My first love, musically speaking, was the sound of boogie woogie piano. Although I first heard it practiced on commercial records by the white swing bands of the Forties, I soon discovered Albert Ammons and Pete Johnson; and to this day I still find Ammons' Blue Note recordings and the Ammons/Johnson duets very moving. From that point it was a natural progression to the records of Ammons and Johnson backing Joe Turner, Sippie Wallace and others; The Bluebird label recordings of Bob Call and Big Maceo (the latter in my opinion the only player to rank with Ammons); Milt Buckner with the unbelievable Lionel Hampton (in the late Forties); the bands of New Orleans pianists Fats Domino and Amos Milburn; Sammy Price backing blues and gospel artists for U.S. Decca; and the great R&B artists of the Fifties, such as Wynonie Harris and Louis Jordan - in whose bands the pianos played eight to the bar and the saxes ruled.
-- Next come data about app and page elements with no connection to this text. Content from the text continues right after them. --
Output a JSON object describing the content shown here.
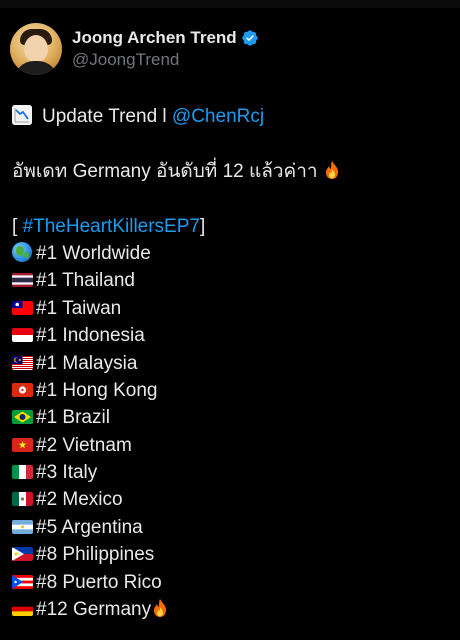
{
  "author": {
    "display_name": "Joong Archen Trend",
    "handle": "@JoongTrend",
    "verified": true,
    "verified_color": "#1d9bf0",
    "avatar_icon": "profile-photo"
  },
  "tweet": {
    "line1_prefix": "Update Trend l ",
    "line1_mention": "@ChenRcj",
    "line2": "อัพเดท Germany อันดับที่ 12 แล้วค่าา ",
    "hashtag_open": "[ ",
    "hashtag": "#TheHeartKillersEP7",
    "hashtag_close": "]",
    "rankings": [
      {
        "icon": "globe-icon",
        "text": "#1 Worldwide"
      },
      {
        "icon": "flag-thailand-icon",
        "text": "#1 Thailand"
      },
      {
        "icon": "flag-taiwan-icon",
        "text": "#1 Taiwan"
      },
      {
        "icon": "flag-indonesia-icon",
        "text": "#1 Indonesia"
      },
      {
        "icon": "flag-malaysia-icon",
        "text": "#1 Malaysia"
      },
      {
        "icon": "flag-hong-kong-icon",
        "text": "#1 Hong Kong"
      },
      {
        "icon": "flag-brazil-icon",
        "text": "#1 Brazil"
      },
      {
        "icon": "flag-vietnam-icon",
        "text": "#2 Vietnam"
      },
      {
        "icon": "flag-italy-icon",
        "text": "#3 Italy"
      },
      {
        "icon": "flag-mexico-icon",
        "text": "#2 Mexico"
      },
      {
        "icon": "flag-argentina-icon",
        "text": "#5 Argentina"
      },
      {
        "icon": "flag-philippines-icon",
        "text": "#8 Philippines"
      },
      {
        "icon": "flag-puerto-rico-icon",
        "text": "#8 Puerto Rico"
      },
      {
        "icon": "flag-germany-icon",
        "text": "#12 Germany"
      }
    ]
  },
  "colors": {
    "background": "#000000",
    "text": "#e7e9ea",
    "secondary_text": "#71767b",
    "link": "#1d9bf0"
  }
}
I dreamt of one day organizing a band with these influences. When I first met Brian Jones in 1962, he said that he wanted to form a rhythm & blues band; and I had hoped that he had a Wynonie Harris sort of thing in mind. I was a little disappointed at the time that his idea of R&B was Slim Harpo, Jimmy Reed and Muddy Waters - styles that did not always leave too much space for pianos and tenor saxes.
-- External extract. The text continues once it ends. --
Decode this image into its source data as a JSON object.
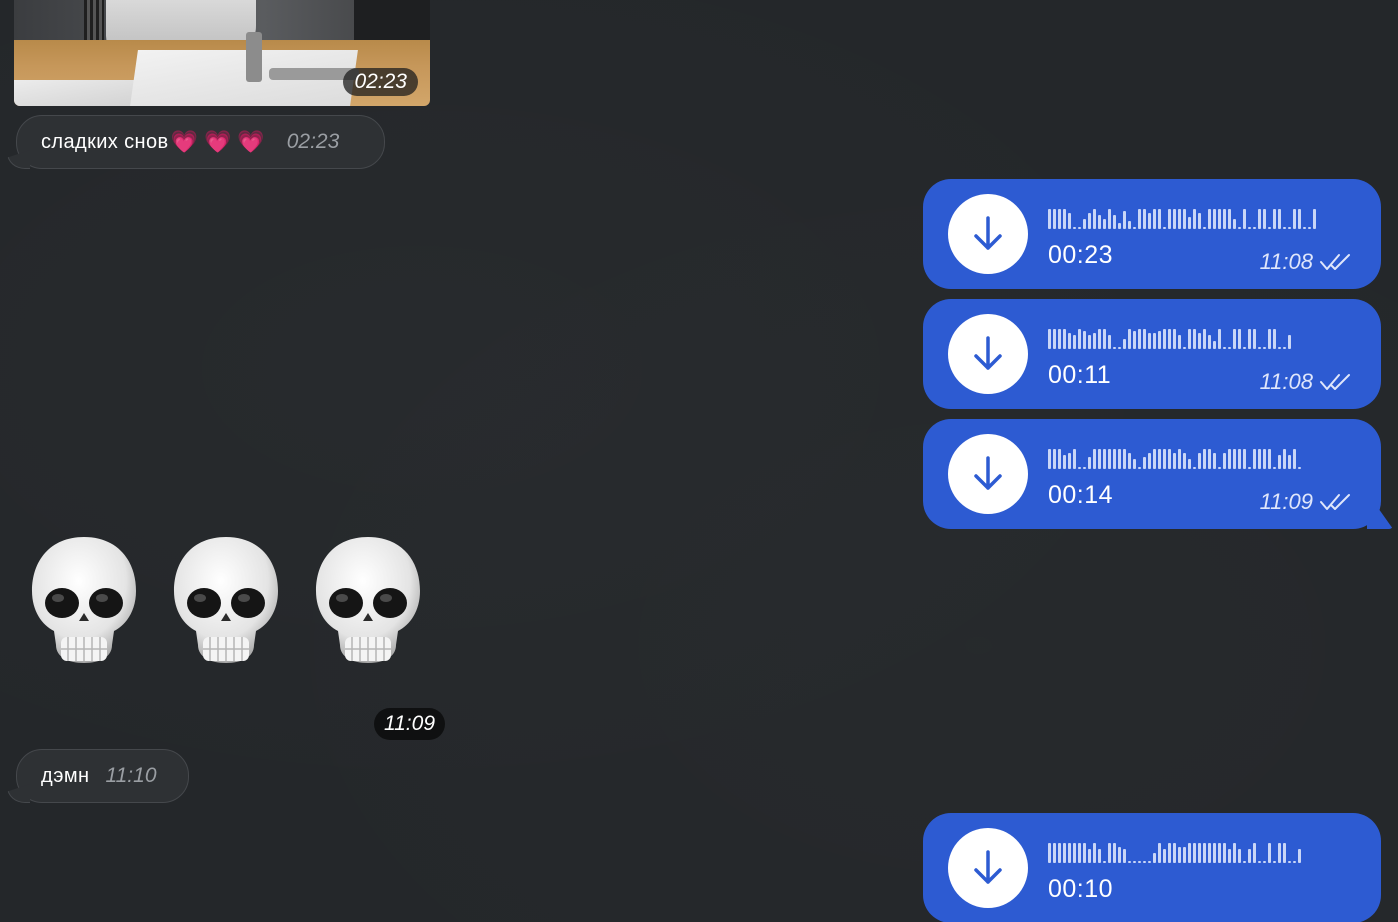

The idea of a boogie woogie band was forgotten until 1978, when some of England's best musicians celebrated the 50th anniversary of boogie woogie, a term which had first appeared on a record label in 1928 ("Pinetop's Boogie Woogie"). The first concert was largely instrumental, but was successful; and the formula was repeated, while giving more freedom to the horns and introducing vocals from Alexis Korner - and later from Danny Adler and others. Working by necessity from a pool of musicians, we arrived at Rocket 88, a band with the best horn players in Europe, a very powerful rhythm section, and the only boogie woogie piano team in the world.